Looking at the vertebrae that make up the cervical spine, one might think that it was a delicate, fragile construction.
In fact, the cervical spine holds the weight of the head and allows for flexion, extension, lateral flexion, and rotation. Taken together, those six movements make up an impressive range of motion (ROM). However, as all practiced chiropractors know, the cervical spine can also be a source of pain for patients.
Patients who experience a loss of ROM may have problems with the cervical spine. Healthline.com lists 20 conditions that can limit range of motion, many of which can impact cervical spine ROM, as some conditions, such as arthritis, can affect multiple joints in the body, including those in the neck.1
There are many reasons a chiropractor may choose to provide instrument-assisted adjustments for patients with limited ROM of the cervical spine. Considering the on-going debate regarding cervical spine manipulative therapy and the possibility of vertebrobasilar stroke, choosing a gentler method may be a better choice, especially for adults over 60 years old.

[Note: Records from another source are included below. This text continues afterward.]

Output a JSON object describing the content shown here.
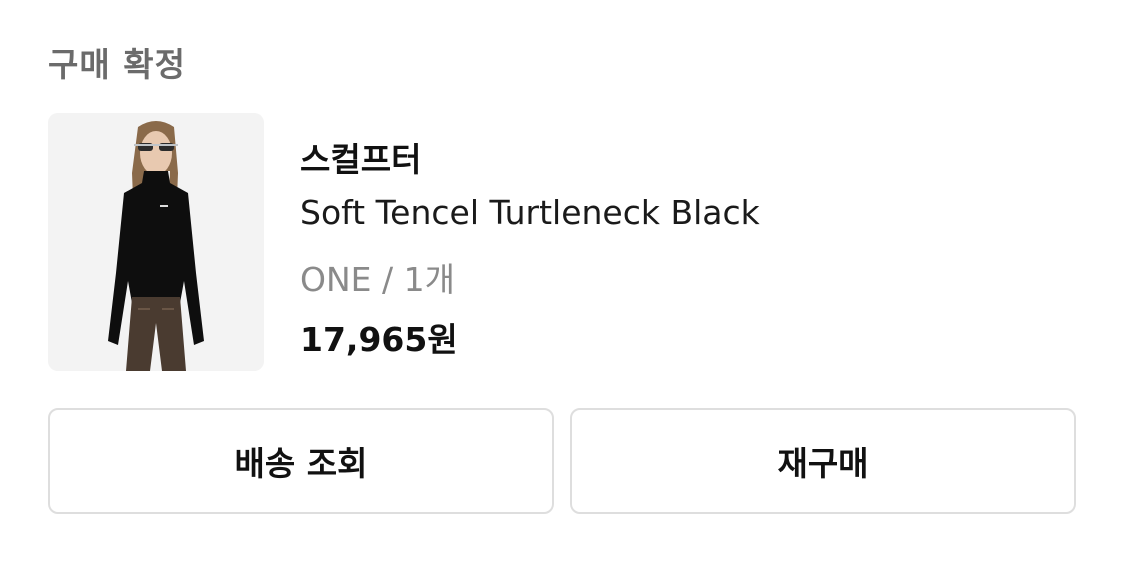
{
  "order": {
    "status": "구매 확정"
  },
  "product": {
    "brand": "스컬프터",
    "name": "Soft Tencel Turtleneck Black",
    "option": "ONE / 1개",
    "price": "17,965원",
    "image": "model-wearing-black-turtleneck"
  },
  "actions": {
    "track_delivery": "배송 조회",
    "repurchase": "재구매"
  },
  "colors": {
    "status_text": "#6b6b6b",
    "option_text": "#8a8a8a",
    "button_border": "#dedede",
    "thumb_bg": "#f3f3f3"
  }
}
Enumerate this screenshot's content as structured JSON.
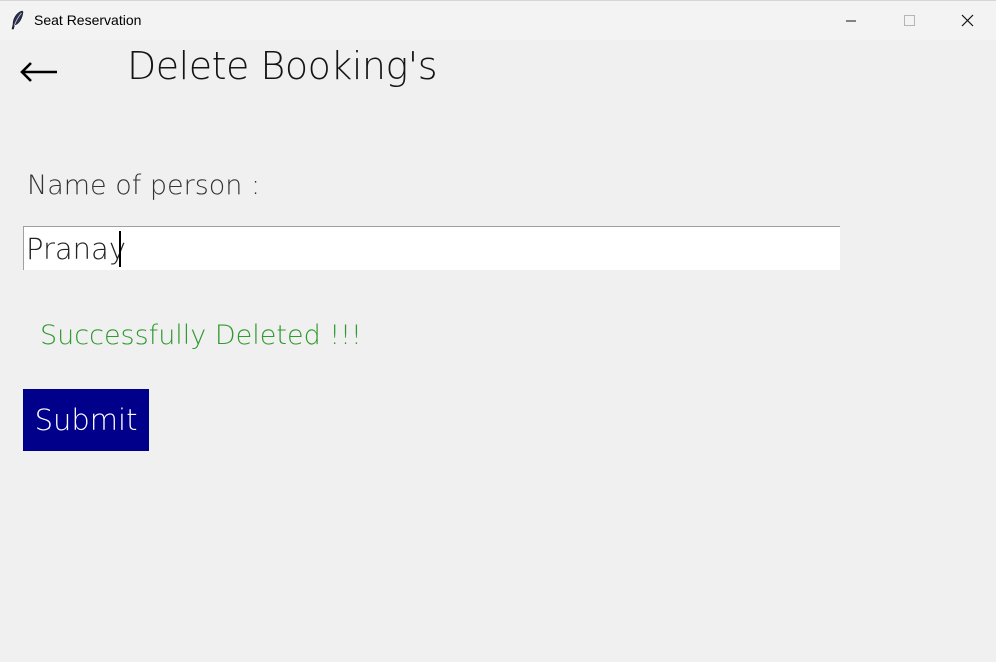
{
  "window": {
    "title": "Seat Reservation",
    "icon": "feather-icon",
    "controls": [
      "minimize-icon",
      "maximize-icon",
      "close-icon"
    ]
  },
  "header": {
    "back_icon": "arrow-left-icon",
    "back_glyph": "⟵",
    "title": "Delete Booking's"
  },
  "form": {
    "name_label": "Name of person :",
    "name_value": "Pranay",
    "status_message": "Successfully Deleted !!!",
    "submit_label": "Submit"
  },
  "colors": {
    "background": "#f0f0f0",
    "success": "#2f9a2f",
    "button": "#00008b",
    "button_text": "#ffffff"
  }
}
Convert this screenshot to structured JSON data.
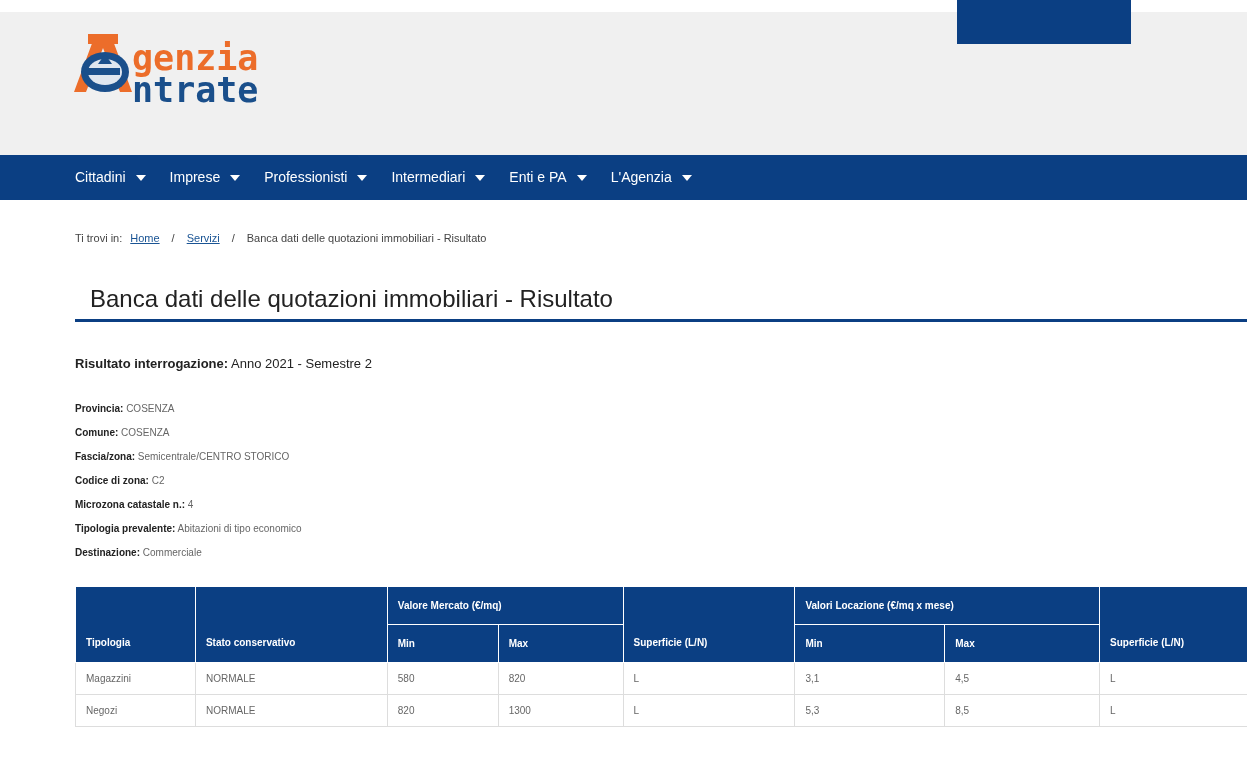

Leaving the debate surrounding cervical spine manipulation and the risk of stroke aside, practitioners may find the lower force associated with instrument adjustments preferable for a number of other reasons. For instance, patient comfort may be a consideration. If a person has limited ROM, a high-velocity manipulation may temporarily increase the pain level. The lower force adjustment delivered with an instrument may be preferable in such a case.
Spring loaded or electromagnetic instruments are often the tool of choice for those who wish to use lower force to make an adjustment. These tools allow for a high degree of precision and often allow the chiropractor to control the amount of force applied. Patients who are uncomfortable with a cervical adjustment or those who have conditions that require a lower force adjustment, such as arthritis, may benefit from the use of a handheld instrument.
Depending on the cause, a patient’s treatment plan may call for soft tissue mobilization to restore normal ROM. Patients with trigger points often experience limited ROM, and the neck is commonly the site of trigger point pain—some instruments include settings for trigger point therapy.2
More complex instruments, such as those that provide a computer analysis of adjustments, could be even more beneficial when the cervical spine is involved. Such instruments deliver the necessary adjustments, often with either preset protocols or through protocols the DC manually inputs, and provides a detailed analysis of the changes brought about by the adjustment. More information about a patient’s condition and the impact of treatment provided gives the chiropractor a clearer picture of how to continue treating the patient. Often, such adjustments also include patient education materials and reports that can help patients understand how their own treatment is progressing.
1 O’Connell K. “What causes limited range of motion? 20 possible conditions.” Healthline.com. http://www.healthline.com/symptom/limited-range-of-motion. Reviewed September 2012. Accessed January 2015.
2 Alvarez D, Rockwell P. “Trigger Points: Diagnosis and Management.” Am Fam Physician. 2002:65(4);653–661.